By Nguyen Nga - Mai Vong - Thanh Nien News -

Phu Quoc Airport on the southern resort island of Phu Quoc. Photo: Mai Vong Phu Quoc Airport on the southern resort island of Phu Quoc. Photo: Mai Vong

Following the transport ministry’s refrain over the past month that it plans to privatize infrastructure, including seaports and airports, economists have said local investors should be its first choice.

Vietnamese businesses, many of whom have proved to be capable, can help the economy grow and at the same time allay concerns about national security when it comes to projects in “sensitive” locations, they said.

The economists voiced their support amid growing interest among local businesses in seaports and airport terminals being offered by the transport ministry.
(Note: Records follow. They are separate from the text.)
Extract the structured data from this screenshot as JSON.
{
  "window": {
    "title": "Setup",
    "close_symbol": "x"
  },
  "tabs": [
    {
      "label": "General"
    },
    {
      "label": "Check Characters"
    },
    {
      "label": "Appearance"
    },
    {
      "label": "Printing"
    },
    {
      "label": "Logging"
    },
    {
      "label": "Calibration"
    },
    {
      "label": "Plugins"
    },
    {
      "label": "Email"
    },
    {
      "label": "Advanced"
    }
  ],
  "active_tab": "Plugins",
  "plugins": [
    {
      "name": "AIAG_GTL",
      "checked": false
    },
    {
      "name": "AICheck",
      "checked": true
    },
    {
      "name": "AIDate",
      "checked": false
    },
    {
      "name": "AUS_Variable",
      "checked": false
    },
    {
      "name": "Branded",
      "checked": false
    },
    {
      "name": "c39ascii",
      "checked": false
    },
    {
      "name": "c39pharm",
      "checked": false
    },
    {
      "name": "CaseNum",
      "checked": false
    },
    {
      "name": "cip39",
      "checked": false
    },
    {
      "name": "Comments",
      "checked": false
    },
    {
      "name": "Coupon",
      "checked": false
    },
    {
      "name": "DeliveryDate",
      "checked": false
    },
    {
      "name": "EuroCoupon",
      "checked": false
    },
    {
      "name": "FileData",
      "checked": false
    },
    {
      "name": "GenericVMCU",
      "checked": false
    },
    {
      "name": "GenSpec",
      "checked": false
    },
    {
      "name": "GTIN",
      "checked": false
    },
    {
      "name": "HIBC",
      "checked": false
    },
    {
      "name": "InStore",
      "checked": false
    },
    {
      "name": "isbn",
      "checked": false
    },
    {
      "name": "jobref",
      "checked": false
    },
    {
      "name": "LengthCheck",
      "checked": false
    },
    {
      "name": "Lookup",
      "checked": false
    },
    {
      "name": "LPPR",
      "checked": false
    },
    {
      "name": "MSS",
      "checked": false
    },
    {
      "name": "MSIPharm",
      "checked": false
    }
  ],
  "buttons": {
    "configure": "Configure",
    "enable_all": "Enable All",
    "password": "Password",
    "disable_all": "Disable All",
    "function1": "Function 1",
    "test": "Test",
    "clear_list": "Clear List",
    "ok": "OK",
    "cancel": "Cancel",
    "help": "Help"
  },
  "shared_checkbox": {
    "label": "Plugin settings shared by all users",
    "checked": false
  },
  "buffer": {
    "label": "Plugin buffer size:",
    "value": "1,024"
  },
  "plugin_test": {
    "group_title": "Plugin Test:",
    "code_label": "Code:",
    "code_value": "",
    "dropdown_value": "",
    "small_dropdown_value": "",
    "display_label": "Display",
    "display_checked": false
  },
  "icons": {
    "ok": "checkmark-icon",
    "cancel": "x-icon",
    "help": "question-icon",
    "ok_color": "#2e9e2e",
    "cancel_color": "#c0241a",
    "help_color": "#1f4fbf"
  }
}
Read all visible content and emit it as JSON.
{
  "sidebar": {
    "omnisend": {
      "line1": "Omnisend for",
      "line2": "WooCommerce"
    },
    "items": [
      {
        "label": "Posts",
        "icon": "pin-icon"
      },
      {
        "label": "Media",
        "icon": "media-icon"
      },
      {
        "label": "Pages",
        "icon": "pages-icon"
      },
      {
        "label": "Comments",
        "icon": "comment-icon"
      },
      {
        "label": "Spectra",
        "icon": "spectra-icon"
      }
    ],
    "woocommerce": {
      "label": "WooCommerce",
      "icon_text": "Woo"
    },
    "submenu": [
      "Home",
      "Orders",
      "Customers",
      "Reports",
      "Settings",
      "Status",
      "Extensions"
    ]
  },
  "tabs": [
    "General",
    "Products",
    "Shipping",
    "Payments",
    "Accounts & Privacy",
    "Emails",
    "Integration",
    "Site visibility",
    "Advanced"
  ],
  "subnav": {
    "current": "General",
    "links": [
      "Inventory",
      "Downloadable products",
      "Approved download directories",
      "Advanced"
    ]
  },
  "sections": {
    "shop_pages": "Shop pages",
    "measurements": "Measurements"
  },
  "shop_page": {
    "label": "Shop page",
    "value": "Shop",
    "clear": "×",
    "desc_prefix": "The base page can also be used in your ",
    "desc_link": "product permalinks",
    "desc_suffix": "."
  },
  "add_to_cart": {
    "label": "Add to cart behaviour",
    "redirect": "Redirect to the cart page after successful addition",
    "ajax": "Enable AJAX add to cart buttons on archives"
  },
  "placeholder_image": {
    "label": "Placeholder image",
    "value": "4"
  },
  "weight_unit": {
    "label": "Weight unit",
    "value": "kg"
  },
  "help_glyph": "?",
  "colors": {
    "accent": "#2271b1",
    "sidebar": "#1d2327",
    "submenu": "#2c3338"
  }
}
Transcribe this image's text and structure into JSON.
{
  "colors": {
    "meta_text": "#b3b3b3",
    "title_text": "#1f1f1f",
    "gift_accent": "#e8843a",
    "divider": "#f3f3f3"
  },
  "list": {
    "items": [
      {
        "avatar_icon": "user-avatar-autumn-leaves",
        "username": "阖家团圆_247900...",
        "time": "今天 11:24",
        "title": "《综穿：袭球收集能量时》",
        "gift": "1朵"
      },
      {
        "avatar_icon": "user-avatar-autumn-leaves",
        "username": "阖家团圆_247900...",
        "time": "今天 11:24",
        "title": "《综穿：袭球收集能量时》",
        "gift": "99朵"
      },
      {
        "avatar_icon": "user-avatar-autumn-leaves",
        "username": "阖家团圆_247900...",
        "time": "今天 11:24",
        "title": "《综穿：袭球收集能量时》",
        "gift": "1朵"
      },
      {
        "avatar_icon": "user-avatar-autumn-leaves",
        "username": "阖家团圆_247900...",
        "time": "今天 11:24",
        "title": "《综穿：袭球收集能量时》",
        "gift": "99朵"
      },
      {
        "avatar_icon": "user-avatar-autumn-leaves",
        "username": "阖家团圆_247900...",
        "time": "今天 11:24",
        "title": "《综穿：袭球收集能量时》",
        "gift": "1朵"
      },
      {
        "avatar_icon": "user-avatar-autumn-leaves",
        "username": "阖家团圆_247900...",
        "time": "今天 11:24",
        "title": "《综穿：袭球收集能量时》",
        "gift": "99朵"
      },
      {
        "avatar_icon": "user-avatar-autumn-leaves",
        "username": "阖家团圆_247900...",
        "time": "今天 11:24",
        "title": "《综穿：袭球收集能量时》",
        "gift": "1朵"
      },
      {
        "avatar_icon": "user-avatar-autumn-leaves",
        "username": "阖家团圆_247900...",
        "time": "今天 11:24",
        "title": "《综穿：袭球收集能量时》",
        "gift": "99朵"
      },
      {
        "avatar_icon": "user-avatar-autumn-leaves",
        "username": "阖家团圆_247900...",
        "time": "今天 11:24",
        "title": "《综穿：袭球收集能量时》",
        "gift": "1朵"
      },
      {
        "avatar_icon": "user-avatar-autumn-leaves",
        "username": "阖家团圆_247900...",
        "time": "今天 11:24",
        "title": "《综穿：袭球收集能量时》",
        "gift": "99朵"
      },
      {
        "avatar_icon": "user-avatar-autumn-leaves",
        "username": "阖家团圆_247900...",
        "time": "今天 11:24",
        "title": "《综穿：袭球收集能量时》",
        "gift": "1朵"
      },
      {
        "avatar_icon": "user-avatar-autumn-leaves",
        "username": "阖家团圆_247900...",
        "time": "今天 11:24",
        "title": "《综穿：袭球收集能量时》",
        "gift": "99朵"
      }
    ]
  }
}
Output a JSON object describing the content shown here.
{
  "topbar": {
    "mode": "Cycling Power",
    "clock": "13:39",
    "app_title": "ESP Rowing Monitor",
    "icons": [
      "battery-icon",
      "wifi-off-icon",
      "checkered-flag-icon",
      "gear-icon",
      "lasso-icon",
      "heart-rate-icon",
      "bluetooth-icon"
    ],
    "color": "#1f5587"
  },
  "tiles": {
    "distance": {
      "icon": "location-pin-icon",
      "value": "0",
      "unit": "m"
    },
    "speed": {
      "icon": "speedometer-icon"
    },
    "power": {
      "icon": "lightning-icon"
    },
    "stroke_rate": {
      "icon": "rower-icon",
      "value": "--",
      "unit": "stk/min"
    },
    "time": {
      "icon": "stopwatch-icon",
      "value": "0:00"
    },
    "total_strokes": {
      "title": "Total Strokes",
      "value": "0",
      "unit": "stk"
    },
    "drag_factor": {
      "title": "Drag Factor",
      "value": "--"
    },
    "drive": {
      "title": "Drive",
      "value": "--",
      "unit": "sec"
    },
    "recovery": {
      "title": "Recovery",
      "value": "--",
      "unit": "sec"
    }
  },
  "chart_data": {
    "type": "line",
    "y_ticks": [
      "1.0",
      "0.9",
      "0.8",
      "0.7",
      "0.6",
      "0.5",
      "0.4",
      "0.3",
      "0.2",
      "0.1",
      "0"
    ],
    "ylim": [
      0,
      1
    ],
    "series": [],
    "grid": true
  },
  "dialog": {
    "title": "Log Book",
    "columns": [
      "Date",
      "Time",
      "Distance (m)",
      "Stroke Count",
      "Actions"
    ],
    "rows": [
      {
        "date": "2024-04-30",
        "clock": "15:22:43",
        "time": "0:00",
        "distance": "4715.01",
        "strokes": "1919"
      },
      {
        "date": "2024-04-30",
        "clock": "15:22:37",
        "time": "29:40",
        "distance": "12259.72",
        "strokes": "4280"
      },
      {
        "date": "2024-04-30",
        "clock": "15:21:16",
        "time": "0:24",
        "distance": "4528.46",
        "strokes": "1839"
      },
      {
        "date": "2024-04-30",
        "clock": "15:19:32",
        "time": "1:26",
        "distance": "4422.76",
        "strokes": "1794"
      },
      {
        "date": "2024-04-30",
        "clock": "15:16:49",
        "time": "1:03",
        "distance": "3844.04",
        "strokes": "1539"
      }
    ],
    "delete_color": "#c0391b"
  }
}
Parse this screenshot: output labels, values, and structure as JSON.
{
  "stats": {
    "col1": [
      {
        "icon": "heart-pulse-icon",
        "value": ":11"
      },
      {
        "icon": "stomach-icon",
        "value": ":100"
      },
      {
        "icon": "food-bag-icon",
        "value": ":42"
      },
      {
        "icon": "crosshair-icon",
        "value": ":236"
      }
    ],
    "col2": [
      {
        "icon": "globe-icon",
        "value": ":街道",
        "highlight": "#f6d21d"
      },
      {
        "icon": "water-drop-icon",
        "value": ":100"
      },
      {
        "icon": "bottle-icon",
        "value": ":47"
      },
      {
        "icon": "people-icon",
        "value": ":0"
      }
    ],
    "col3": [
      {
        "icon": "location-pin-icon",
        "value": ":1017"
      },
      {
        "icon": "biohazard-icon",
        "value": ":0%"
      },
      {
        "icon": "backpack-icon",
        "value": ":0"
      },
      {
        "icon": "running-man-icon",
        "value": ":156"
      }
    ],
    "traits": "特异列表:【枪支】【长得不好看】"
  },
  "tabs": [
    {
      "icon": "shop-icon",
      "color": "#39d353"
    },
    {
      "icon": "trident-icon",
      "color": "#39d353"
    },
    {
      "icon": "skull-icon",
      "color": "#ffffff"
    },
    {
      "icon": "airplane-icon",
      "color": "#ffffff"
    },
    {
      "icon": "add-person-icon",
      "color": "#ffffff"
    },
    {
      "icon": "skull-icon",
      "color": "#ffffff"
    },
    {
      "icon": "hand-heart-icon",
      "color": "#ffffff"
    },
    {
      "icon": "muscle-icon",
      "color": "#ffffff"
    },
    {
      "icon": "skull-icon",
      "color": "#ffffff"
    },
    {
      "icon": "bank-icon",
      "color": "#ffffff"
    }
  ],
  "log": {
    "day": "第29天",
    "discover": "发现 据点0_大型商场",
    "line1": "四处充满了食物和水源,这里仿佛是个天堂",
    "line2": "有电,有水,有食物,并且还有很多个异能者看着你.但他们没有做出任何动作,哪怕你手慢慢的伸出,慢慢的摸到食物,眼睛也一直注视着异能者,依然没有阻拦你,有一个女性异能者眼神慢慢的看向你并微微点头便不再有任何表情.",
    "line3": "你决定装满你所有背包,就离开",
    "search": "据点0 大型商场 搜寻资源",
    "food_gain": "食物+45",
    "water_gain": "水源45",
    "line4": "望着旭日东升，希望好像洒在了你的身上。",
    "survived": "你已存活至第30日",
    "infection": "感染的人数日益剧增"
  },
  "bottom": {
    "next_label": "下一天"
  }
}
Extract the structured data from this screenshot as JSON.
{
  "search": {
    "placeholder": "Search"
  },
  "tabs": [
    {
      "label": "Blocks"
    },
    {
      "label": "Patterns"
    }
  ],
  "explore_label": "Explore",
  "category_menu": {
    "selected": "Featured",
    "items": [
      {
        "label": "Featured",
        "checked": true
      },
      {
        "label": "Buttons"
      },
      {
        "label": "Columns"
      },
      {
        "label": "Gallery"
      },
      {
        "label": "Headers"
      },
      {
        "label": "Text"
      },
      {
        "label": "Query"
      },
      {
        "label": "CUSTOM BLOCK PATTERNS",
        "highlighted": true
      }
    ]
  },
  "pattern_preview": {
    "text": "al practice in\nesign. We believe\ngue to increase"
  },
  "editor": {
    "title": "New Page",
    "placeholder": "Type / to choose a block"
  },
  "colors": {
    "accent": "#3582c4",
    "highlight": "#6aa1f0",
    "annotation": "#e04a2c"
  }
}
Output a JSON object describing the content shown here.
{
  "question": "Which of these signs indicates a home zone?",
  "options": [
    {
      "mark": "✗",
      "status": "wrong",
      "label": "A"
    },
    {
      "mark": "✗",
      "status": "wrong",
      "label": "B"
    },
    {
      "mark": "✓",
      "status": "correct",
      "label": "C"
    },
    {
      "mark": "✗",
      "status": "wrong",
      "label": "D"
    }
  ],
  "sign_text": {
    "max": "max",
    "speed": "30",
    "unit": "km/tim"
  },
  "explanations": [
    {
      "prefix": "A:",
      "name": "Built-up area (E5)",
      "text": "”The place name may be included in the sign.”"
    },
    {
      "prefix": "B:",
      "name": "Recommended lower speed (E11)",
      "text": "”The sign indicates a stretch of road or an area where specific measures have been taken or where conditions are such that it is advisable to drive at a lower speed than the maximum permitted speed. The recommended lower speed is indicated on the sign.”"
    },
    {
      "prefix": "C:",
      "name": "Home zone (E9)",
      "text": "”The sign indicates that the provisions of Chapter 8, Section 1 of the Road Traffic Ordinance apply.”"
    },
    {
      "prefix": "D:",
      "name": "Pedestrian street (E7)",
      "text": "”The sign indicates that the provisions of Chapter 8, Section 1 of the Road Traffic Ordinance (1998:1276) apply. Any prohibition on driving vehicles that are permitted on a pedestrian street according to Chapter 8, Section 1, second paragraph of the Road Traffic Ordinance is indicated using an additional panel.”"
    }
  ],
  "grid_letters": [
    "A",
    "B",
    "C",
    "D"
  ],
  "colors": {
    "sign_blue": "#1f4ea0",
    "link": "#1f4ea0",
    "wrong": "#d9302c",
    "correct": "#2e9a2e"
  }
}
Low-cost Vietjet Air, for instance, wants to buy operating rights for a domestic terminal at Hanoi’s Noi Bai Airport, while Jetstar Pacific, another budget carrier, targets a terminal in Da Nang airport.

T&T Group, a real estate company based in Hanoi, is interested in the sole airport in Phu Quoc island.

Property giant Vingroup has offered to take over Saigon and Hai Phong seaports, two of the country’s busiest.

Speaking about it, economist Pham Chi Lan said there is real interest among private businesses to invest in aviation and sea transport infrastructure.

“I think the government should welcome them and consider it a good sign. Without private investors, Vietnam’s market economy will never grow.”

She further said it is “better” to transfer infrastructure in “sensitive” locations to local businesses along with “transparent” obligations.

The government should take precautions if it plans to hand over projects to foreign investors, especially from countries that can pose a threat to Vietnam’s security, she said.

Lan also rejected the opinion that foreign investors should be the first choice since local players are inexperienced, saying that if they are never allowed to try their hand they would never be able to gain experience.

Besides, since giants like Vingroup and T&T are fully capable of hiring good foreign experts, inexperience is not a problem, she said.

All the interested investors have already made a name for themselves with many big projects.

“What matters here is not just the businesses’ capability, but their desire to take part in big projects that are the economy’s backbone.

“If local investors are allowed to do the job, their profits, to some extent, will be reinvested within the country, instead of being transferred overseas.”

Bui Kien Thanh, another economist, also advised the government to allow local investors full management of infrastructure if they capable.

“I’d prefer those in sensitive locations to be managed by Vietnamese businesses.”

‘It’s time’

Robert Tran, an overseas Vietnamese investment consultant, also favored local businesses.

He said the government has shown great preference for foreign investors but has to consider giving preference to local investors, especially when it comes to public projects so that they are not “discouraged”.

Khuong Quang Dong, a Vietnamese-French power industry expert, cited Japan and South Korea as good examples of how good mechanisms for local private businesses can lead to powerful companies like Sony and Toyota.

Nguyen Mai, chairman of Vietnam Association of Foreign Invested Enterprises, said Vietnamese private businesses have grown over the last 30 years by working with, learning from and competing with foreign companies.

“It is time to give them [local businesses] opportunities to work on big projects.”